Task goal:
Would you set down all of the entries below exactly as they stand?

-- -- --

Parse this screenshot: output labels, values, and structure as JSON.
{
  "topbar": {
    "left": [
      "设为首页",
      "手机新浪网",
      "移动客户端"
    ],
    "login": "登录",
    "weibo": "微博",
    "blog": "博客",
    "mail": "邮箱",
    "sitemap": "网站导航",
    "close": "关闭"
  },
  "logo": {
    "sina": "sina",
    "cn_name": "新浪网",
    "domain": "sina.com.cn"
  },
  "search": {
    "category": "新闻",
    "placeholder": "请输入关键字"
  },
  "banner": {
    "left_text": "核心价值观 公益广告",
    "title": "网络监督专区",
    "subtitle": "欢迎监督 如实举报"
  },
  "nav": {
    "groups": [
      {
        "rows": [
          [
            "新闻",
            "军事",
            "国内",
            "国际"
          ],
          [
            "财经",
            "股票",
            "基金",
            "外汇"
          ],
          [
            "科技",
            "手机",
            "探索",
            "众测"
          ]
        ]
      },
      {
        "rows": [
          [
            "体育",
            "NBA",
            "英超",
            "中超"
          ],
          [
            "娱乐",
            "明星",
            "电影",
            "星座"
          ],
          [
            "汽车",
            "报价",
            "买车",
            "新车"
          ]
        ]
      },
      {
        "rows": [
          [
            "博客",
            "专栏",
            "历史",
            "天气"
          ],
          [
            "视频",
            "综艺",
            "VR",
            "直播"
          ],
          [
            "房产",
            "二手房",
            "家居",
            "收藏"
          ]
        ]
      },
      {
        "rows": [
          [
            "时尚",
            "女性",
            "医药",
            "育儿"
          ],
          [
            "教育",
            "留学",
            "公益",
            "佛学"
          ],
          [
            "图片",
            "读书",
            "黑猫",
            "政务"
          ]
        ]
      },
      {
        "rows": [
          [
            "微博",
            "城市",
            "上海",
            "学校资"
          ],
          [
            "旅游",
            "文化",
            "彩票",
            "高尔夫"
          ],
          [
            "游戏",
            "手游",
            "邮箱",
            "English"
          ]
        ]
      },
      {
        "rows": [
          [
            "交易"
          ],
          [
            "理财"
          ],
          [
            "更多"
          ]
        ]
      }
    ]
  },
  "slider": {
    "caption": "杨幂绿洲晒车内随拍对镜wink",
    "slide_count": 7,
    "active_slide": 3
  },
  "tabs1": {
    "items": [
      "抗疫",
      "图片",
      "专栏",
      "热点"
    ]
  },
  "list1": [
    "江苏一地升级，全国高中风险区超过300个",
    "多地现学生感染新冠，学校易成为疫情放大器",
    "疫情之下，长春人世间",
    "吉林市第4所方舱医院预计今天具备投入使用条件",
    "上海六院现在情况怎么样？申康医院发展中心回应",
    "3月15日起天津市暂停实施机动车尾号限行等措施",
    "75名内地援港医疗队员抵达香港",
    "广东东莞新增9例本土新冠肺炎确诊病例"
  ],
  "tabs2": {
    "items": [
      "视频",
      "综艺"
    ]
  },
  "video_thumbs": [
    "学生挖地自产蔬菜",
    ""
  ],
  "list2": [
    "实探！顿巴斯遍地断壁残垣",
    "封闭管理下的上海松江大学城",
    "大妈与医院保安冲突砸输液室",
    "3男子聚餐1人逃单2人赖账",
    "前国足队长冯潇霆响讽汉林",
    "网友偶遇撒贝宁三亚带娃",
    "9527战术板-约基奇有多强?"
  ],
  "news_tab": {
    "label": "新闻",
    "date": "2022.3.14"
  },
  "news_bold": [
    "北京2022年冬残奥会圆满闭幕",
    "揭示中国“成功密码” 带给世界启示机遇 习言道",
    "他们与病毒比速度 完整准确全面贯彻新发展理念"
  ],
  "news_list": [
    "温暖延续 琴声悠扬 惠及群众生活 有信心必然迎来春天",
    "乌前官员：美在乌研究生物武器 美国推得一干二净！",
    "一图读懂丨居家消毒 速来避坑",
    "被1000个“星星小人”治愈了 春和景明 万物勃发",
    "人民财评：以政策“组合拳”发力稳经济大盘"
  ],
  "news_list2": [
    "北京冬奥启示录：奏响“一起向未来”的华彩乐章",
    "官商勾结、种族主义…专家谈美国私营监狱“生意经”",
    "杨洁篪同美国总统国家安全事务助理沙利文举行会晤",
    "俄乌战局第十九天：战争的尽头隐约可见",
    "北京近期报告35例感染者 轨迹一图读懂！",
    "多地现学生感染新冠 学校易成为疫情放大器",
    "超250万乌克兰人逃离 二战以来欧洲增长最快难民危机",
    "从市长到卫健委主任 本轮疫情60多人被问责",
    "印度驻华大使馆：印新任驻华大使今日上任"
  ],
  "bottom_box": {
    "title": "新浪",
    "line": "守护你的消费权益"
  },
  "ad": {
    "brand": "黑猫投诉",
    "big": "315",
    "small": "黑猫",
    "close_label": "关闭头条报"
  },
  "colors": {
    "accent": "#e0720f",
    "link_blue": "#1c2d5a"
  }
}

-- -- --

Reply:
Parse this screenshot: output labels, values, and structure as JSON.
{
  "topbar": {
    "left": [
      "设为首页",
      "手机新浪网",
      "移动客户端"
    ],
    "login": "登录",
    "weibo": "微博",
    "blog": "博客",
    "mail": "邮箱",
    "sitemap": "网站导航",
    "close": "关闭"
  },
  "logo": {
    "sina": "sina",
    "cn_name": "新浪网",
    "domain": "sina.com.cn"
  },
  "search": {
    "category": "新闻",
    "placeholder": "请输入关键字"
  },
  "banner": {
    "left_text": "核心价值观 公益广告",
    "title": "网络监督专区",
    "subtitle": "欢迎监督 如实举报"
  },
  "nav": {
    "groups": [
      {
        "rows": [
          [
            "新闻",
            "军事",
            "国内",
            "国际"
          ],
          [
            "财经",
            "股票",
            "基金",
            "外汇"
          ],
          [
            "科技",
            "手机",
            "探索",
            "众测"
          ]
        ]
      },
      {
        "rows": [
          [
            "体育",
            "NBA",
            "英超",
            "中超"
          ],
          [
            "娱乐",
            "明星",
            "电影",
            "星座"
          ],
          [
            "汽车",
            "报价",
            "买车",
            "新车"
          ]
        ]
      },
      {
        "rows": [
          [
            "博客",
            "专栏",
            "历史",
            "天气"
          ],
          [
            "视频",
            "综艺",
            "VR",
            "直播"
          ],
          [
            "房产",
            "二手房",
            "家居",
            "收藏"
          ]
        ]
      },
      {
        "rows": [
          [
            "时尚",
            "女性",
            "医药",
            "育儿"
          ],
          [
            "教育",
            "留学",
            "公益",
            "佛学"
          ],
          [
            "图片",
            "读书",
            "黑猫",
            "政务"
          ]
        ]
      },
      {
        "rows": [
          [
            "微博",
            "城市",
            "上海",
            "学校资"
          ],
          [
            "旅游",
            "文化",
            "彩票",
            "高尔夫"
          ],
          [
            "游戏",
            "手游",
            "邮箱",
            "English"
          ]
        ]
      },
      {
        "rows": [
          [
            "交易"
          ],
          [
            "理财"
          ],
          [
            "更多"
          ]
        ]
      }
    ]
  },
  "slider": {
    "caption": "杨幂绿洲晒车内随拍对镜wink",
    "slide_count": 7,
    "active_slide": 3
  },
  "tabs1": {
    "items": [
      "抗疫",
      "图片",
      "专栏",
      "热点"
    ]
  },
  "list1": [
    "江苏一地升级，全国高中风险区超过300个",
    "多地现学生感染新冠，学校易成为疫情放大器",
    "疫情之下，长春人世间",
    "吉林市第4所方舱医院预计今天具备投入使用条件",
    "上海六院现在情况怎么样？申康医院发展中心回应",
    "3月15日起天津市暂停实施机动车尾号限行等措施",
    "75名内地援港医疗队员抵达香港",
    "广东东莞新增9例本土新冠肺炎确诊病例"
  ],
  "tabs2": {
    "items": [
      "视频",
      "综艺"
    ]
  },
  "video_thumbs": [
    "学生挖地自产蔬菜",
    ""
  ],
  "list2": [
    "实探！顿巴斯遍地断壁残垣",
    "封闭管理下的上海松江大学城",
    "大妈与医院保安冲突砸输液室",
    "3男子聚餐1人逃单2人赖账",
    "前国足队长冯潇霆响讽汉林",
    "网友偶遇撒贝宁三亚带娃",
    "9527战术板-约基奇有多强?"
  ],
  "news_tab": {
    "label": "新闻",
    "date": "2022.3.14"
  },
  "news_bold": [
    "北京2022年冬残奥会圆满闭幕",
    "揭示中国“成功密码” 带给世界启示机遇 习言道",
    "他们与病毒比速度 完整准确全面贯彻新发展理念"
  ],
  "news_list": [
    "温暖延续 琴声悠扬 惠及群众生活 有信心必然迎来春天",
    "乌前官员：美在乌研究生物武器 美国推得一干二净！",
    "一图读懂丨居家消毒 速来避坑",
    "被1000个“星星小人”治愈了 春和景明 万物勃发",
    "人民财评：以政策“组合拳”发力稳经济大盘"
  ],
  "news_list2": [
    "北京冬奥启示录：奏响“一起向未来”的华彩乐章",
    "官商勾结、种族主义…专家谈美国私营监狱“生意经”",
    "杨洁篪同美国总统国家安全事务助理沙利文举行会晤",
    "俄乌战局第十九天：战争的尽头隐约可见",
    "北京近期报告35例感染者 轨迹一图读懂！",
    "多地现学生感染新冠 学校易成为疫情放大器",
    "超250万乌克兰人逃离 二战以来欧洲增长最快难民危机",
    "从市长到卫健委主任 本轮疫情60多人被问责",
    "印度驻华大使馆：印新任驻华大使今日上任"
  ],
  "bottom_box": {
    "title": "新浪",
    "line": "守护你的消费权益"
  },
  "ad": {
    "brand": "黑猫投诉",
    "big": "315",
    "small": "黑猫",
    "close_label": "关闭头条报"
  },
  "colors": {
    "accent": "#e0720f",
    "link_blue": "#1c2d5a"
  }
}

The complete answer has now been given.